I also dream that my one-hand stab of an errant line-drive foul ball will somehow be noticed by Cardinals manager Mike Matheny, who will say, "Who is that guy?! He looks like a gold glover! We need to sign him up!"
You see, at the age of 64, I am still reporting to Spring training, still pursuing a dream I have had for nearly 60 years.
When I was a boy growing up in an era when baseball was truly the National pastime, I did not dream of someday carrying a briefcase. I wanted to carry a bat or a glove. I wanted to be Stan the Man Musial, not Perry the Lawyer Mason.

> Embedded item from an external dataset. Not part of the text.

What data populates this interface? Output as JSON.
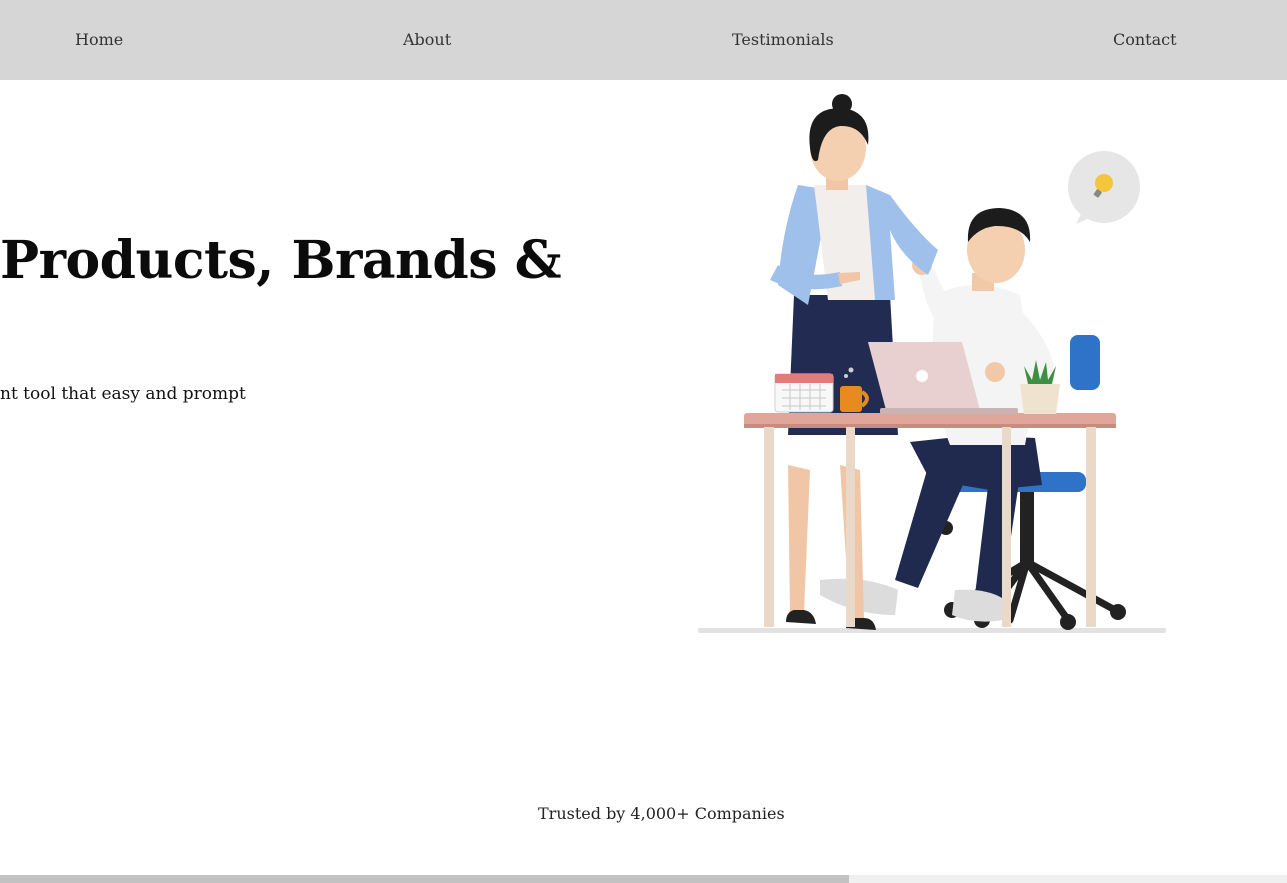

Actually, I wanted to follow in the cleat-steps of my hometown hero, Tim McCarver.
For several years, I did play for the Cardinals. Not the St. Louis Cardinals, but rather the Dellwood Baptist Church Cardinals of the North Memphis Little League. I did not play in the million dollar infield of Busch Stadium. I played on a sandlot of dreams in my neighborhood.
But I had just two problems in pursuing my dream of being a St. Louis Cardinal. First, I couldn't field. Second, I couldn't hit.
I could never hit a curve ball. I also could not hit a fastball, a change up, or for that matter, a slow pitch softball.
By the time I started high school, I was too big for Little League and too small for American Legion ball. And I still couldn't field or hit. So I joined my high school debate team, competing in a "sport" in which I could actually field words and hit them as well.
Thanks to my new sport, debate, I grew up to be a lawyer. But the diamond dream never died.
Once again this Spring I have journeyed to South Florida to join my teammates. I am wearing a Cardinals cap (a special green one for St. Patrick's Day) and a red shirt, and I am ready to head for either the batters box or the infield, although I will need to borrow a bat and glove.
And at this glorious moment as I sit in the Florida sun behind the dugout waiting to catch a foul ball, I am still that little boy dreaming of being a Cardinal.